I think back on those photos and it pierces me with sadness to think of how many of them became my father's friends and how many of them are now dead and gone: Frank Sinatra, Michael Landon, Buddy Hacket, Robert Goulet, Eddie Fisher, Harry Gaurdino, Willie Shumaker. We hung out backstage with them before Vegas shows or sat by their pools at their homes in Beverly Hills. I watched "Star Wars" on video in Michael Landon's bedroom with his daughter while our parents went out to dinner and helped drag Eddie Fisher to bed when he passed out at our dinner table with a mouthful of rice.
They all let my father cut them and I never questioned the decision to be cut instead of aging as nature intended. Aging was something to fight. One surrendered to the knife, not to gravity. Surgeons traded work with each other; I saw my father come home bandaged and stitched or his head dotted with hair plugs. Age was an enemy to be fought and combatted.
I had my first Botox injections at 36 -- free of course, courtesy of my father's office. Unfortunately, I did not marry a man who could afford Botox. Shortly after, I found out that I was pregnant with Babygirl; pregnancy and nursing would rule out Botox for some time to come. At 37, my father brought up the idea of surgery.
"What are you, coming up on 38?" he asked. "Hmmmm. You have some jowling and some loose neck. That divorce really aged you."
(My father never could get over the perfidy of my first husband, who abandoned me and my newborn for one of his former law school classmates. It really stuck in my father's craw that the woman I was left for was a former patient; my father had transformed her from an "A" cup to a "C" over Spring Break of their final year in law school. At cost!)

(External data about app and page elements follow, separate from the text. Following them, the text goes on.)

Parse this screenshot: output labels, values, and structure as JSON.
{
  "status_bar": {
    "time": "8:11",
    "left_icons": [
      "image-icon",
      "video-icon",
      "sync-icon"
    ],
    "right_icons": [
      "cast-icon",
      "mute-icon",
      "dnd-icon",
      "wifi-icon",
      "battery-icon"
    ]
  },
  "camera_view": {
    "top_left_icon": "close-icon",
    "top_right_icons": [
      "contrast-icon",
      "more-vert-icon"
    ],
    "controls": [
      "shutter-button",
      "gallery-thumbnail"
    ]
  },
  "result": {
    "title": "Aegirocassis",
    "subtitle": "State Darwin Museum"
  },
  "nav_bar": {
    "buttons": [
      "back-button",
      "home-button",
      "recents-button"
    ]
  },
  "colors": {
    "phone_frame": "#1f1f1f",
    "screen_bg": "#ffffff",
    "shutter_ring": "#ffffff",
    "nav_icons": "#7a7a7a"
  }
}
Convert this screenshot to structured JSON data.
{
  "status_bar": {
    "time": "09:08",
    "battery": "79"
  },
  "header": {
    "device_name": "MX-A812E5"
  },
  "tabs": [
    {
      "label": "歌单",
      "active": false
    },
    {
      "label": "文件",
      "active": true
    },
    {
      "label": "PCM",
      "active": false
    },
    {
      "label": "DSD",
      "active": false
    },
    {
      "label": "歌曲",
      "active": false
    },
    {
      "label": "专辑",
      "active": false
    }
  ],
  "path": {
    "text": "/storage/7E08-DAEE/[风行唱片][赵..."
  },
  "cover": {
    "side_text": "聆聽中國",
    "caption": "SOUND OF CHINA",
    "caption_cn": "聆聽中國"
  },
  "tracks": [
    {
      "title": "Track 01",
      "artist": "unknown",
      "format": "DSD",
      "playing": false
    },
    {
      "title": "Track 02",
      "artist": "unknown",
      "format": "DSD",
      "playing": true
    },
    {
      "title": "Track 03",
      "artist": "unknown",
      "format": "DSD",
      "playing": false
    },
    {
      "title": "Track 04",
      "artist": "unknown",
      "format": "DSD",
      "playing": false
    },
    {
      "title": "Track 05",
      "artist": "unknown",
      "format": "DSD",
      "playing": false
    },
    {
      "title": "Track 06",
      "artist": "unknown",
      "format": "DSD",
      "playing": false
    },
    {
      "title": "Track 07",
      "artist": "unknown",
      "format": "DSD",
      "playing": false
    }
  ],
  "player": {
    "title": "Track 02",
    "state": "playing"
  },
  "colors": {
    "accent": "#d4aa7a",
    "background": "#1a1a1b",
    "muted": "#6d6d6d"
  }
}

Wow, though. I thought I could use some Botox, but jowling? Loose neck?! I'd never been so depressed in my life. I've looked in the mirror since, pulling my flesh upwards to see how I'd look with a face lift. The skin smooths out; the lines disappear.
Yes, I've always thought of cosmetic surgery as normal, but it is different now that it is imminent and that it is me we're talking about, not Melissa Gilbert's mother.
My feelings are mixed. On one hand, if I am going to do this, it needs to be done sooner rather than later, before all of my father's collegues are retired or dead. When that happens, who will give me a free face lift? I will unlikely be able to afford to pay for it myself; the opportunity will have passed.
On the other hand, the idea of someone messing around with my face is very, very scary. I remember peeking in while my father performed a face lift, his body braced against the effort of jerking and pulling the patient's bloody flap of skin. Her whole face lifted and moved, as though she was wearing a mask.
I know someone who knows someone who knew someone who died during a tummy tuck. What if I slip over the thin thread of life that holds the patient during anaesthsia, leaving my three girls to be raised by The Husband?
Indeed, what kind of example am I setting for them by undergoing elective surgery to serve my own vanity? Teenager points out that very thing.
"What kind of an example are you setting?" she asks. "What's wrong with just aging? Why does everyone want to look like they're in their 20s? This is a stupid idea. You can't get a face lift."
But the date is set, my parents are coming. The ball is rolling, thundering, crashing down the hill and I feel powerless to stop it. I flinch, awaiting the knife.